Please allow me to correct this lines of thinking. It needs to be stopped right here and right now.
You don’t have to completely change what it is you create in order to sell your artwork. (click to tweet this!)
Mainly it’s only a matter of finding your niche audience, the people who feel that your style speaks to them and will like what you make. Chances are, you’ll be even more successful for your ability to sell something different, and stand out from the masses all selling the same thing. It’s a mistake to think that merely because there is a lot of something selling within the marketplace (generic sunset paintings) that you need to disregard what you like to make (abstract paintings on re-purposed wood) in order to make any money at what you do. On the contrary, you simply need to find the people who also like what you make, but are unable or unwilling to make it themselves.
Your integrity as an artist is not compromised if you choose to make a living off of what you do.
You are not a sell-out if you can find buyers who want to purchase your work. Likewise, you are not a sell-out if you choose to optimize your work for the purposes of increasing your business. For example, creating prints from your larger paintings to enable your ability to sell smaller works (that, yes, could fit in someone’s living room.) This is not selling out, it is simply allowing your work to be more accessible to the audience that LOVES your work already. You are merely giving them an opportunity to share in it.

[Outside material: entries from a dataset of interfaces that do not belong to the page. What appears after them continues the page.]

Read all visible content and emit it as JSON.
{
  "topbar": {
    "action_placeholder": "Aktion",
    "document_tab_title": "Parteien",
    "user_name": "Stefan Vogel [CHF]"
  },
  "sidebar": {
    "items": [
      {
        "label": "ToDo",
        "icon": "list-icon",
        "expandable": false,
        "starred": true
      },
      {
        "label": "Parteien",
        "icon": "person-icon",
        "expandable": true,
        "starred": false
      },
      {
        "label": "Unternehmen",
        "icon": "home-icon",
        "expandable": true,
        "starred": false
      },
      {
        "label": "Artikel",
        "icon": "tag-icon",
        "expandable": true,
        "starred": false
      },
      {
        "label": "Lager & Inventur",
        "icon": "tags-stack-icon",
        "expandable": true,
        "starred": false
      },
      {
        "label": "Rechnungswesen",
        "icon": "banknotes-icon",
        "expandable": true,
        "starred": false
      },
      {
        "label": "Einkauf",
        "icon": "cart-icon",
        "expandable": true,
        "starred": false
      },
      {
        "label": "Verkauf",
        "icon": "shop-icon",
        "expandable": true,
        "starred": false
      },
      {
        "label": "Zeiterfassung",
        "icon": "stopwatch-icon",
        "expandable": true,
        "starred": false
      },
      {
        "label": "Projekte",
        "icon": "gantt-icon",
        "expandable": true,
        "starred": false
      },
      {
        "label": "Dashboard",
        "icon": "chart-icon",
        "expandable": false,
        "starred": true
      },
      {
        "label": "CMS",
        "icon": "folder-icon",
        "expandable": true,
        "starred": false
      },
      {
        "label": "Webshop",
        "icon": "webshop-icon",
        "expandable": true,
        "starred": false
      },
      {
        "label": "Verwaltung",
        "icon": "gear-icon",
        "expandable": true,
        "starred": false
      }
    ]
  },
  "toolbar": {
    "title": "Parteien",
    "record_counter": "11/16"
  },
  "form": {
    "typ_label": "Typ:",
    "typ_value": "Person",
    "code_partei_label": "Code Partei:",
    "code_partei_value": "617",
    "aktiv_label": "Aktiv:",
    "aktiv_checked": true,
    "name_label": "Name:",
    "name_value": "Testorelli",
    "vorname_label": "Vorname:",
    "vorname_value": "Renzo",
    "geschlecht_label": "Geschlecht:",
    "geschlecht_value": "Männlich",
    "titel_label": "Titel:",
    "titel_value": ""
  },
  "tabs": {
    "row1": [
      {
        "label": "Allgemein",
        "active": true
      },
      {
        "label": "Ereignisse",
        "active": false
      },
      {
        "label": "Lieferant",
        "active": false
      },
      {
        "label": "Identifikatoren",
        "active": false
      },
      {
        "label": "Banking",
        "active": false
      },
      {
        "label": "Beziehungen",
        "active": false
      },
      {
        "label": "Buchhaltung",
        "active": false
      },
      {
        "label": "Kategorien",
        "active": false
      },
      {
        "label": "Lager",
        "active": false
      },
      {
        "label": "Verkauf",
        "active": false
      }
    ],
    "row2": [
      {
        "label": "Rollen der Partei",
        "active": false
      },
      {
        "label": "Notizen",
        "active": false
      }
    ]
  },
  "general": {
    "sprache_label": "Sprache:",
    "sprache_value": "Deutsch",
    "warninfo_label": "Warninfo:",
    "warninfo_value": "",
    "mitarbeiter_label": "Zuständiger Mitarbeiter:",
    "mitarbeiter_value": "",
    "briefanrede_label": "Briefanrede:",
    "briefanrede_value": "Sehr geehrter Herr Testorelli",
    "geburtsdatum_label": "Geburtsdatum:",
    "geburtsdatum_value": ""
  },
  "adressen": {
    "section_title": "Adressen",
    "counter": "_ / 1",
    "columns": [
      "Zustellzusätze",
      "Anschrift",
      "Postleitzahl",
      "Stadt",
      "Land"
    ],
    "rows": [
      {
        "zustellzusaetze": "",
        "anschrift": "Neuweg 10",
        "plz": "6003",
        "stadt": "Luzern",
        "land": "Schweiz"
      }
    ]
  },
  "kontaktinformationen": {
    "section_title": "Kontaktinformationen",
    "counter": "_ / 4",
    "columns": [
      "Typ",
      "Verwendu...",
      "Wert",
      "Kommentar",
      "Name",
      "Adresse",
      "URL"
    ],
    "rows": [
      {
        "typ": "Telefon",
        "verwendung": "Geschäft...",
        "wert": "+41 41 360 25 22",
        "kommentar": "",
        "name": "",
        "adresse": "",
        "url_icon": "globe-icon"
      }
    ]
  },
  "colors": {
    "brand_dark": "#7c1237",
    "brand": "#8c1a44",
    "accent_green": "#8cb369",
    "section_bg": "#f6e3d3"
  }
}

They don’t really teach you this in art school, but it is possible to be an entrepreneur and and artist at the same time. In fact, it is not only possibly, but can actually fuel the growth of your artwork and the expansion of your talent. When you no longer have to squeeze in time only when you aren’t busy working multiple day jobs just to pay the bills, you’ll be able to dedicate more time and effort into improving and expanding your chosen art form. Choosing to sell (which isn’t the same as selling out) could very well be the best decision you could make for the very sake of your art.
I hope that this post has helped to feel better about making money off of your creative work. Now the next step, of course, is going to be convincing other people that you work is valuable enough to pay for. I talk about that here, in part 3.